Take the records below and write them out again exactly.

START Data excerpts

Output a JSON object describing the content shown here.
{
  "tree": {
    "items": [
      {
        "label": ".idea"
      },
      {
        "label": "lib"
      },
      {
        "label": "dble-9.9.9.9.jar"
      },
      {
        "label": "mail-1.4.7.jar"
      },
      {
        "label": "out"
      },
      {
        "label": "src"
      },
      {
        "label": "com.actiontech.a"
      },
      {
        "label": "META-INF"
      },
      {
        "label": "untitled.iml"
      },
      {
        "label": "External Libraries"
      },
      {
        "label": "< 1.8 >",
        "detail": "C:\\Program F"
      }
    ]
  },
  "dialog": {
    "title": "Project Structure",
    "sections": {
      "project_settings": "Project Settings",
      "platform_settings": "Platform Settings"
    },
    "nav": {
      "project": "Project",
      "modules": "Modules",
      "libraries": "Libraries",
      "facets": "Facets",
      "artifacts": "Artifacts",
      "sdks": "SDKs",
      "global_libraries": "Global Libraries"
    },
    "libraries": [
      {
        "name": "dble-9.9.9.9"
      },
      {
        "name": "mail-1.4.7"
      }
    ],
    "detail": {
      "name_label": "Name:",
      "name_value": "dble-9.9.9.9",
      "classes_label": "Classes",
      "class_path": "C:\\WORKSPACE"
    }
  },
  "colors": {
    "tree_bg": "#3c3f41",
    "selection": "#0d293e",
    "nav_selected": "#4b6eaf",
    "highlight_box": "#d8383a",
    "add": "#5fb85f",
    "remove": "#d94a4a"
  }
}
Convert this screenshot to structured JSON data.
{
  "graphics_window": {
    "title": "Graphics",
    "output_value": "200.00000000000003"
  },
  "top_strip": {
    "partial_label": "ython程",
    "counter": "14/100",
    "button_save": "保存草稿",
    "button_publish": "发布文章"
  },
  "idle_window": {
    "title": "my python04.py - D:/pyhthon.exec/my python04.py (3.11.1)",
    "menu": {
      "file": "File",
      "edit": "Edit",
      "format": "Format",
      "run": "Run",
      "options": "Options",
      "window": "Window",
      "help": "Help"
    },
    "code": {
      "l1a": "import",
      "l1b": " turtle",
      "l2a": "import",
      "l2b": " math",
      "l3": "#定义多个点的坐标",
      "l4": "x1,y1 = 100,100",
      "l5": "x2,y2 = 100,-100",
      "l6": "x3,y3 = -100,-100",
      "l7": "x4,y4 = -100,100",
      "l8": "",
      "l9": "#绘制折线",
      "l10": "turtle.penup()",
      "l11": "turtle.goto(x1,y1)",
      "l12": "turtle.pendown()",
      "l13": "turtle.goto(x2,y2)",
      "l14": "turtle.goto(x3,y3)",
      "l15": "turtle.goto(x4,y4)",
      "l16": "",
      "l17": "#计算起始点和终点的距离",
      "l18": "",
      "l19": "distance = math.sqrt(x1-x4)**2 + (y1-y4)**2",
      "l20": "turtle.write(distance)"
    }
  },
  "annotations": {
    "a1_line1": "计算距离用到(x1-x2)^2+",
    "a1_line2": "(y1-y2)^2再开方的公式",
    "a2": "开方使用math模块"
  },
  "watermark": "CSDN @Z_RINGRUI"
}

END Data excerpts

Answer to this problem.
Output a JSON object describing the content shown here.
{
  "tree": {
    "items": [
      {
        "label": ".idea"
      },
      {
        "label": "lib"
      },
      {
        "label": "dble-9.9.9.9.jar"
      },
      {
        "label": "mail-1.4.7.jar"
      },
      {
        "label": "out"
      },
      {
        "label": "src"
      },
      {
        "label": "com.actiontech.a"
      },
      {
        "label": "META-INF"
      },
      {
        "label": "untitled.iml"
      },
      {
        "label": "External Libraries"
      },
      {
        "label": "< 1.8 >",
        "detail": "C:\\Program F"
      }
    ]
  },
  "dialog": {
    "title": "Project Structure",
    "sections": {
      "project_settings": "Project Settings",
      "platform_settings": "Platform Settings"
    },
    "nav": {
      "project": "Project",
      "modules": "Modules",
      "libraries": "Libraries",
      "facets": "Facets",
      "artifacts": "Artifacts",
      "sdks": "SDKs",
      "global_libraries": "Global Libraries"
    },
    "libraries": [
      {
        "name": "dble-9.9.9.9"
      },
      {
        "name": "mail-1.4.7"
      }
    ],
    "detail": {
      "name_label": "Name:",
      "name_value": "dble-9.9.9.9",
      "classes_label": "Classes",
      "class_path": "C:\\WORKSPACE"
    }
  },
  "colors": {
    "tree_bg": "#3c3f41",
    "selection": "#0d293e",
    "nav_selected": "#4b6eaf",
    "highlight_box": "#d8383a",
    "add": "#5fb85f",
    "remove": "#d94a4a"
  }
}
Convert this screenshot to structured JSON data.
{
  "graphics_window": {
    "title": "Graphics",
    "output_value": "200.00000000000003"
  },
  "top_strip": {
    "partial_label": "ython程",
    "counter": "14/100",
    "button_save": "保存草稿",
    "button_publish": "发布文章"
  },
  "idle_window": {
    "title": "my python04.py - D:/pyhthon.exec/my python04.py (3.11.1)",
    "menu": {
      "file": "File",
      "edit": "Edit",
      "format": "Format",
      "run": "Run",
      "options": "Options",
      "window": "Window",
      "help": "Help"
    },
    "code": {
      "l1a": "import",
      "l1b": " turtle",
      "l2a": "import",
      "l2b": " math",
      "l3": "#定义多个点的坐标",
      "l4": "x1,y1 = 100,100",
      "l5": "x2,y2 = 100,-100",
      "l6": "x3,y3 = -100,-100",
      "l7": "x4,y4 = -100,100",
      "l8": "",
      "l9": "#绘制折线",
      "l10": "turtle.penup()",
      "l11": "turtle.goto(x1,y1)",
      "l12": "turtle.pendown()",
      "l13": "turtle.goto(x2,y2)",
      "l14": "turtle.goto(x3,y3)",
      "l15": "turtle.goto(x4,y4)",
      "l16": "",
      "l17": "#计算起始点和终点的距离",
      "l18": "",
      "l19": "distance = math.sqrt(x1-x4)**2 + (y1-y4)**2",
      "l20": "turtle.write(distance)"
    }
  },
  "annotations": {
    "a1_line1": "计算距离用到(x1-x2)^2+",
    "a1_line2": "(y1-y2)^2再开方的公式",
    "a2": "开方使用math模块"
  },
  "watermark": "CSDN @Z_RINGRUI"
}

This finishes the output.